Reindeer For Christmas?
Following frequent visits to Sweden over the last few years I have developed an appetite for reindeer meat, whether it's a reindeer burger prepared by my friends Carina and
Ragnar for a snack on the flight home or one of Caria's tasty reindeer stews in the comfort of their Enskede home. But what about reindeer carpaccio? Will Rudolph be on your festive menu this Christmas?
Reindeer meat, which is low in fat and high in nutrients, is a staple in Scandinavia and they have been eating it for centuries. There, it is served raw and also used for sausages, burgers, meatballs, steaks and stews. Between 50,000 and 60,000 reindeer are slaughtered in Sweden each year and demand currently outstrips supply. According to recent press reports it is now growing in popularity in the UK. So if you are searching for something a little bit different to offer at Christmas parties this year, you can do no better than select some reindeer meat.
Supermarket chain Lidl is hoping its reindeer carpaccio might fit the bill. Packs of the lightly smoked, cured meat, priced at £4.99, go on sale next week on November 27. The new product is part of the ‘Deluxe’ range that the German discount store hopes will draw in festive shoppers. Their new lines also include whole serrano hams at £39.99, gingerbread houses at £4.49, a whole lobster for £5.99, scallops at £3.99 and champagne at £11.99. I've read that Lidl was the first UK chain to stock reindeer - selling steaks for the first time in 2010 - and the brand believes we are now ready to eat the meat in its un-cooked form. A spokesperson from Lidl is reported to have said: "Our reindeer meat has been enormously popular with our customers ever since we launched it in 2010, with sales increasing steadily over the last four years.This year, we are replacing the reindeer steaks with smoked reindeer slices, which are similar to carpaccio, and they've already been creating a storm of interest.''
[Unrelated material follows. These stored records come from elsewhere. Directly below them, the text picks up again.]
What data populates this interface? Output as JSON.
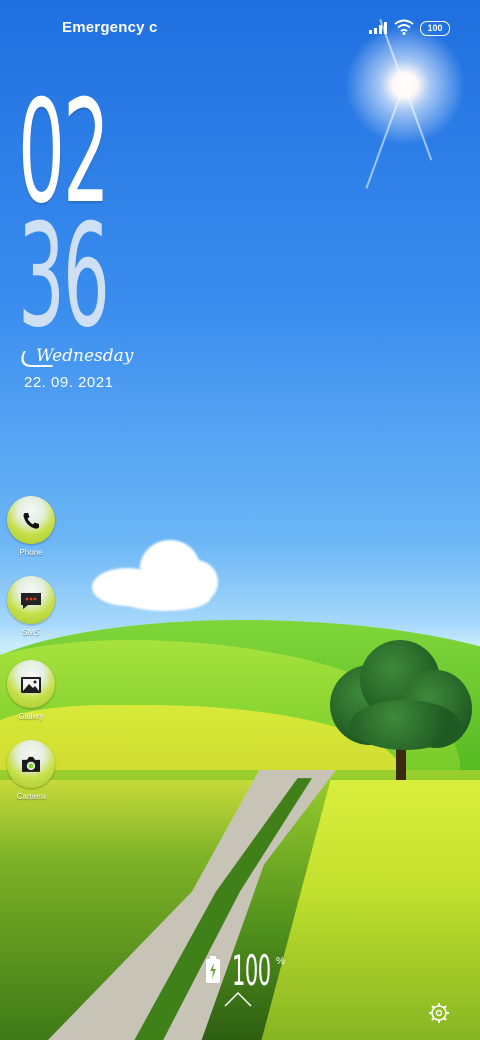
{
  "status_bar": {
    "carrier_text": "Emergency c",
    "battery_level": "100"
  },
  "clock": {
    "hour": "02",
    "minute": "36",
    "weekday": "Wednesday",
    "date": "22. 09. 2021"
  },
  "shortcuts": [
    {
      "label": "Phone",
      "icon": "phone-icon"
    },
    {
      "label": "SMS",
      "icon": "message-icon"
    },
    {
      "label": "Gallery",
      "icon": "gallery-icon"
    },
    {
      "label": "Camera",
      "icon": "camera-icon"
    }
  ],
  "charging": {
    "percent_value": "100",
    "percent_sign": "%"
  },
  "colors": {
    "sky_top": "#1f6fe0",
    "sky_bottom": "#a6d8fb",
    "bubble_green": "#c7e04a",
    "text": "#ffffff"
  }
}
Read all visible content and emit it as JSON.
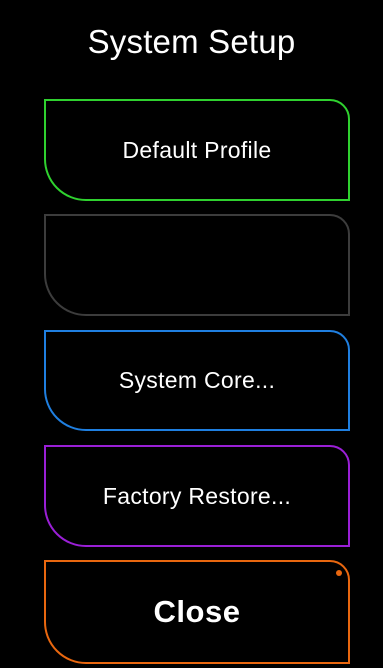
{
  "title": "System Setup",
  "buttons": {
    "default_profile": {
      "label": "Default Profile",
      "color": "#2fd12f"
    },
    "empty_slot": {
      "label": "",
      "color": "#3c3c3c"
    },
    "system_core": {
      "label": "System Core...",
      "color": "#1f7fe0"
    },
    "factory_restore": {
      "label": "Factory Restore...",
      "color": "#9a1fd6"
    },
    "close": {
      "label": "Close",
      "color": "#e9670f",
      "indicator_color": "#e9670f"
    }
  }
}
Likewise, restaurants are getting in on the act, too: pop-up Deluxe, on London's Brick Lane, has included smoked reindeer with pickled blackberries on its Christmas menu.
The popularity of the meat has soared in recent years with increased awareness of its health benefits. A recent study from the University of Tromsø found that the level of essential fatty acids in reindeer meat is comparable to seafood such as cod, crab, mussels and oysters. You'll also get your recommended daily recommended dose of omega-3 and 6 in 100g of reindeer meat and it's as low in fat as chicken. But not everyone is in favour of seling the meat: animal welfare campaigning group Viva claims that the wild predators of reindeer, such as wolves and bears, are shot to protect supplies for retailers. However Lidl insists that its reindeer meat is sourced only from producers who abide by EU animal welfare standards.
But not everyone is in favour of seling the meat: animal welfare campaigning group Viva claims that the wild predators of reindeer, such as wolves and bears, are shot to protect supplies for retailers. However Lidl insists that its reindeer meat is sourced only from producers who abide by EU animal welfare standards.
Still tempted? I am, and if you do give it a go this festive season, just be sure not to tell the children it's Rudolph on the plate!